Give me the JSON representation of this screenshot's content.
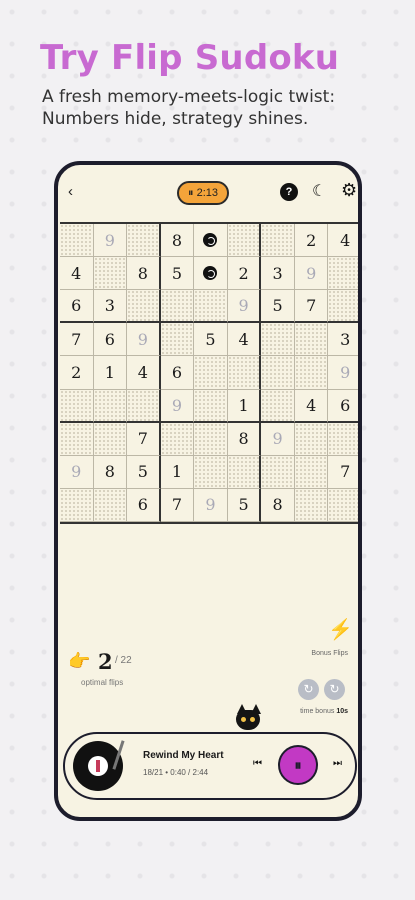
{
  "promo": {
    "headline": "Try Flip Sudoku",
    "subline": "A fresh memory-meets-logic twist: Numbers hide, strategy shines."
  },
  "topbar": {
    "back_icon": "chevron-left-icon",
    "timer": "⏸ 2:13",
    "help_icon": "?",
    "moon_icon": "☾",
    "settings_icon": "⚙"
  },
  "board": {
    "rows": [
      [
        {
          "v": "",
          "s": "dots"
        },
        {
          "v": "9",
          "s": "faint"
        },
        {
          "v": "",
          "s": "dots"
        },
        {
          "v": "8",
          "s": "given"
        },
        {
          "v": "swirl",
          "s": "swirl"
        },
        {
          "v": "",
          "s": "dots"
        },
        {
          "v": "",
          "s": "dots"
        },
        {
          "v": "2",
          "s": "given"
        },
        {
          "v": "4",
          "s": "given"
        }
      ],
      [
        {
          "v": "4",
          "s": "given"
        },
        {
          "v": "",
          "s": "dots"
        },
        {
          "v": "8",
          "s": "given"
        },
        {
          "v": "5",
          "s": "given"
        },
        {
          "v": "swirl",
          "s": "swirl"
        },
        {
          "v": "2",
          "s": "given"
        },
        {
          "v": "3",
          "s": "given"
        },
        {
          "v": "9",
          "s": "faint"
        },
        {
          "v": "",
          "s": "dots"
        }
      ],
      [
        {
          "v": "6",
          "s": "given"
        },
        {
          "v": "3",
          "s": "given"
        },
        {
          "v": "",
          "s": "dots"
        },
        {
          "v": "",
          "s": "dots"
        },
        {
          "v": "",
          "s": "dots"
        },
        {
          "v": "9",
          "s": "faint"
        },
        {
          "v": "5",
          "s": "given"
        },
        {
          "v": "7",
          "s": "given"
        },
        {
          "v": "",
          "s": "dots"
        }
      ],
      [
        {
          "v": "7",
          "s": "given"
        },
        {
          "v": "6",
          "s": "given"
        },
        {
          "v": "9",
          "s": "faint"
        },
        {
          "v": "",
          "s": "dots"
        },
        {
          "v": "5",
          "s": "given"
        },
        {
          "v": "4",
          "s": "given"
        },
        {
          "v": "",
          "s": "dots"
        },
        {
          "v": "",
          "s": "dots"
        },
        {
          "v": "3",
          "s": "given"
        }
      ],
      [
        {
          "v": "2",
          "s": "given"
        },
        {
          "v": "1",
          "s": "given"
        },
        {
          "v": "4",
          "s": "given"
        },
        {
          "v": "6",
          "s": "given"
        },
        {
          "v": "",
          "s": "dots"
        },
        {
          "v": "",
          "s": "dots"
        },
        {
          "v": "",
          "s": "dots"
        },
        {
          "v": "",
          "s": "dots"
        },
        {
          "v": "9",
          "s": "faint"
        }
      ],
      [
        {
          "v": "",
          "s": "dots"
        },
        {
          "v": "",
          "s": "dots"
        },
        {
          "v": "",
          "s": "dots"
        },
        {
          "v": "9",
          "s": "faint"
        },
        {
          "v": "",
          "s": "dots"
        },
        {
          "v": "1",
          "s": "given"
        },
        {
          "v": "",
          "s": "dots"
        },
        {
          "v": "4",
          "s": "given"
        },
        {
          "v": "6",
          "s": "given"
        }
      ],
      [
        {
          "v": "",
          "s": "dots"
        },
        {
          "v": "",
          "s": "dots"
        },
        {
          "v": "7",
          "s": "given"
        },
        {
          "v": "",
          "s": "dots"
        },
        {
          "v": "",
          "s": "dots"
        },
        {
          "v": "8",
          "s": "given"
        },
        {
          "v": "9",
          "s": "faint"
        },
        {
          "v": "",
          "s": "dots"
        },
        {
          "v": "",
          "s": "dots"
        }
      ],
      [
        {
          "v": "9",
          "s": "faint"
        },
        {
          "v": "8",
          "s": "given"
        },
        {
          "v": "5",
          "s": "given"
        },
        {
          "v": "1",
          "s": "given"
        },
        {
          "v": "",
          "s": "dots"
        },
        {
          "v": "",
          "s": "dots"
        },
        {
          "v": "",
          "s": "dots"
        },
        {
          "v": "",
          "s": "dots"
        },
        {
          "v": "7",
          "s": "given"
        }
      ],
      [
        {
          "v": "",
          "s": "dots"
        },
        {
          "v": "",
          "s": "dots"
        },
        {
          "v": "6",
          "s": "given"
        },
        {
          "v": "7",
          "s": "given"
        },
        {
          "v": "9",
          "s": "faint"
        },
        {
          "v": "5",
          "s": "given"
        },
        {
          "v": "8",
          "s": "given"
        },
        {
          "v": "",
          "s": "dots"
        },
        {
          "v": "",
          "s": "dots"
        }
      ]
    ]
  },
  "stats": {
    "flips_count": "2",
    "flips_total": "/ 22",
    "optimal_label": "optimal flips",
    "bonus_flips_label": "Bonus Flips",
    "time_bonus_label": "time bonus",
    "time_bonus_value": "10s",
    "accent_color": "#f4a43a"
  },
  "player": {
    "title": "Rewind My Heart",
    "meta": "18/21 • 0:40 / 2:44",
    "prev_icon": "⏮",
    "pause_icon": "⏸",
    "next_icon": "⏭",
    "accent_color": "#c239c4"
  }
}
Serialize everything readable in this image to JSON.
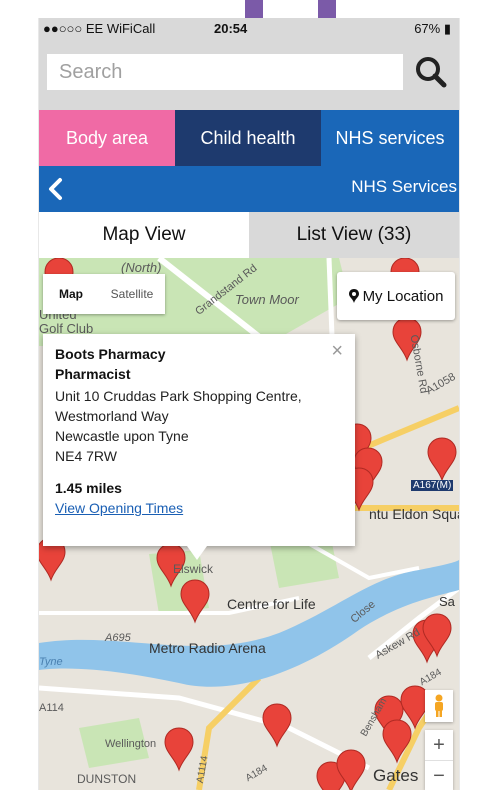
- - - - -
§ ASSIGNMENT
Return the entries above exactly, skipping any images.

§ ANSWER TO THE EXERCISE
Give me the JSON representation of this screenshot's content.
{
  "promo": {
    "headline": "Try Flip Sudoku",
    "subline": "A fresh memory-meets-logic twist: Numbers hide, strategy shines."
  },
  "topbar": {
    "back_icon": "chevron-left-icon",
    "timer": "⏸ 2:13",
    "help_icon": "?",
    "moon_icon": "☾",
    "settings_icon": "⚙"
  },
  "board": {
    "rows": [
      [
        {
          "v": "",
          "s": "dots"
        },
        {
          "v": "9",
          "s": "faint"
        },
        {
          "v": "",
          "s": "dots"
        },
        {
          "v": "8",
          "s": "given"
        },
        {
          "v": "swirl",
          "s": "swirl"
        },
        {
          "v": "",
          "s": "dots"
        },
        {
          "v": "",
          "s": "dots"
        },
        {
          "v": "2",
          "s": "given"
        },
        {
          "v": "4",
          "s": "given"
        }
      ],
      [
        {
          "v": "4",
          "s": "given"
        },
        {
          "v": "",
          "s": "dots"
        },
        {
          "v": "8",
          "s": "given"
        },
        {
          "v": "5",
          "s": "given"
        },
        {
          "v": "swirl",
          "s": "swirl"
        },
        {
          "v": "2",
          "s": "given"
        },
        {
          "v": "3",
          "s": "given"
        },
        {
          "v": "9",
          "s": "faint"
        },
        {
          "v": "",
          "s": "dots"
        }
      ],
      [
        {
          "v": "6",
          "s": "given"
        },
        {
          "v": "3",
          "s": "given"
        },
        {
          "v": "",
          "s": "dots"
        },
        {
          "v": "",
          "s": "dots"
        },
        {
          "v": "",
          "s": "dots"
        },
        {
          "v": "9",
          "s": "faint"
        },
        {
          "v": "5",
          "s": "given"
        },
        {
          "v": "7",
          "s": "given"
        },
        {
          "v": "",
          "s": "dots"
        }
      ],
      [
        {
          "v": "7",
          "s": "given"
        },
        {
          "v": "6",
          "s": "given"
        },
        {
          "v": "9",
          "s": "faint"
        },
        {
          "v": "",
          "s": "dots"
        },
        {
          "v": "5",
          "s": "given"
        },
        {
          "v": "4",
          "s": "given"
        },
        {
          "v": "",
          "s": "dots"
        },
        {
          "v": "",
          "s": "dots"
        },
        {
          "v": "3",
          "s": "given"
        }
      ],
      [
        {
          "v": "2",
          "s": "given"
        },
        {
          "v": "1",
          "s": "given"
        },
        {
          "v": "4",
          "s": "given"
        },
        {
          "v": "6",
          "s": "given"
        },
        {
          "v": "",
          "s": "dots"
        },
        {
          "v": "",
          "s": "dots"
        },
        {
          "v": "",
          "s": "dots"
        },
        {
          "v": "",
          "s": "dots"
        },
        {
          "v": "9",
          "s": "faint"
        }
      ],
      [
        {
          "v": "",
          "s": "dots"
        },
        {
          "v": "",
          "s": "dots"
        },
        {
          "v": "",
          "s": "dots"
        },
        {
          "v": "9",
          "s": "faint"
        },
        {
          "v": "",
          "s": "dots"
        },
        {
          "v": "1",
          "s": "given"
        },
        {
          "v": "",
          "s": "dots"
        },
        {
          "v": "4",
          "s": "given"
        },
        {
          "v": "6",
          "s": "given"
        }
      ],
      [
        {
          "v": "",
          "s": "dots"
        },
        {
          "v": "",
          "s": "dots"
        },
        {
          "v": "7",
          "s": "given"
        },
        {
          "v": "",
          "s": "dots"
        },
        {
          "v": "",
          "s": "dots"
        },
        {
          "v": "8",
          "s": "given"
        },
        {
          "v": "9",
          "s": "faint"
        },
        {
          "v": "",
          "s": "dots"
        },
        {
          "v": "",
          "s": "dots"
        }
      ],
      [
        {
          "v": "9",
          "s": "faint"
        },
        {
          "v": "8",
          "s": "given"
        },
        {
          "v": "5",
          "s": "given"
        },
        {
          "v": "1",
          "s": "given"
        },
        {
          "v": "",
          "s": "dots"
        },
        {
          "v": "",
          "s": "dots"
        },
        {
          "v": "",
          "s": "dots"
        },
        {
          "v": "",
          "s": "dots"
        },
        {
          "v": "7",
          "s": "given"
        }
      ],
      [
        {
          "v": "",
          "s": "dots"
        },
        {
          "v": "",
          "s": "dots"
        },
        {
          "v": "6",
          "s": "given"
        },
        {
          "v": "7",
          "s": "given"
        },
        {
          "v": "9",
          "s": "faint"
        },
        {
          "v": "5",
          "s": "given"
        },
        {
          "v": "8",
          "s": "given"
        },
        {
          "v": "",
          "s": "dots"
        },
        {
          "v": "",
          "s": "dots"
        }
      ]
    ]
  },
  "stats": {
    "flips_count": "2",
    "flips_total": "/ 22",
    "optimal_label": "optimal flips",
    "bonus_flips_label": "Bonus Flips",
    "time_bonus_label": "time bonus",
    "time_bonus_value": "10s",
    "accent_color": "#f4a43a"
  },
  "player": {
    "title": "Rewind My Heart",
    "meta": "18/21 • 0:40 / 2:44",
    "prev_icon": "⏮",
    "pause_icon": "⏸",
    "next_icon": "⏭",
    "accent_color": "#c239c4"
  }
}
Serialize everything readable in this image to JSON.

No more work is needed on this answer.